The ad pokes fun at Vista's hyper-anal new security features, which, if this ad is any authority, may hamper the user experience rather than improve it.
We don't know about you but we're pretty sick of the Mac vs. PC campaign, particularly now that they're getting damn snarky. Really, how old are we, five?
Some spilled milk is worth crying over. This weird little ad from Hood Simply Smart starts out normal enough and ends in tears.
Hood is typically known for squeaky-clean happy-family ads so we're guessing some sadist in the ad department finally got his way. We're happy about it. The spot is quirky, plus we like seeing people cry.
Oh well of course we have to write about this. We wouldn't be Adrants if we didn't bring you every last morsel of sexually-related advertising news now would we? But, this time, it's a little different. Rather than this being about how sex is used to sell, this is about actual sex and better sex according to female arousal product Zestra. Hey, men have Viarga, why can't women get a boost too, right? The ad claims it's not a drug nor hormones rather botanicals "clinically proven to increase sexual arousal and pleasure in women." It's too bad, though, the company chose to go the cheesy direct-to-consumer drug route rather than the more humorous Herbal Essence approach.
- Cynopsis Reports, "CBS Sports had a super night Sunday with Super Bowl XLI averaging a fast national household rating/share of 42.6/64 from 627p-1004p. The 9-930p time period earned the highest rating/share of 45.0/65. Super Bowl XLI was the second most-watched Super Bowl ever, averaging 93.15 million viewers. Sunday's NFL championship telecast also ranks third overall as the most watched program in television history after the series finale of M*A*S*H and Super Bowl 30."
- MediaPost reports, "A total of 58% of Super Bowl advertisers, some of whom paid as much as $2.6 million for a 30-second spot, also purchased pay-per-click search ads on their brand names--up from 42% last year, according to Reprise."
- Adland has the story on a Swedish teaser poster campaign that was hijacked by a porn company who took all the glory for it leaving the originator of the advertising, SJ Train, up the creek.

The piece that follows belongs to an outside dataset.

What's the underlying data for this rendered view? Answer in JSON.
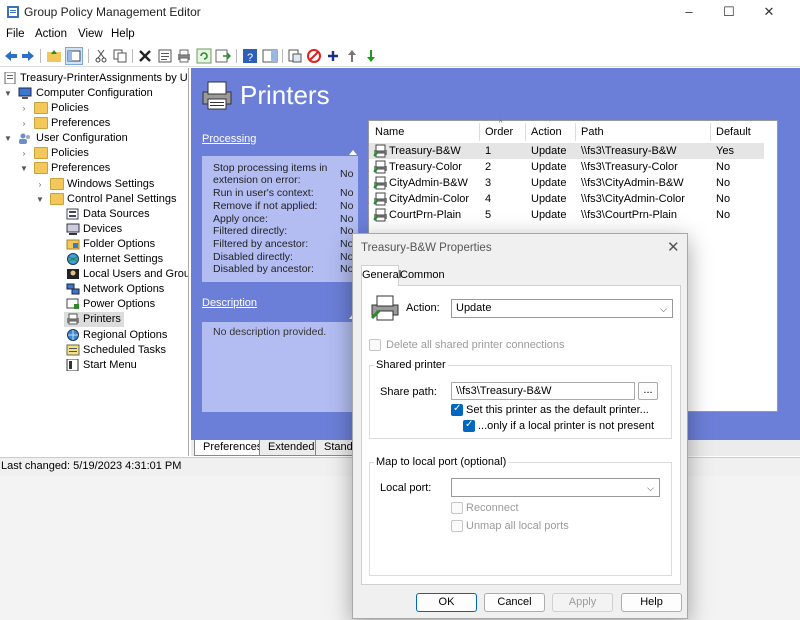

In a mash up of a webcam stripper video and that news show where the anchors strip while reading the news, the authors of the book, Punk Marketing, have placed a video on YouTube in which a bespectacled, smart-looking, sexy woman, Cleo, reads an excerpt from the book while slowly removing her clothing. It's hard to pass judgment on this one since there are two ways to go with it. Close your eyes and listen leading you to believe you are present at a fancy book reading event or open your eyes, turn down the sound leading yo to believe you are just enjoying yourself watching many of the thousands of webcam stripper video floating about the web. So, as a dutiful reporter, we think we're going to have to watch this again...and again...and again to properly assess the effort and offer you a fair and balanced report. Pardon us while we click the Play button again.
Apparently, the backlash over the Snickers Super Bowl commercial in which two men end up kissing after eating a Snickers bar from opposite ends was too much for the company to take and, as a result, the candy maker has taken down the commercial's accompanying website, afterthekiss.com. Typing in the URL simply redirects to the Snickers site.
While we liked this spot purely for its shock value, there's a faintly high probability this will have a very real negative affect on sales. Can you imagine the looks one will now receive from the checkout clerk when they buy a Snickers bar? That's just way too much snickering for most people to take and there's plenty of other perfectly good candy choices with far less embarrassment attached to them.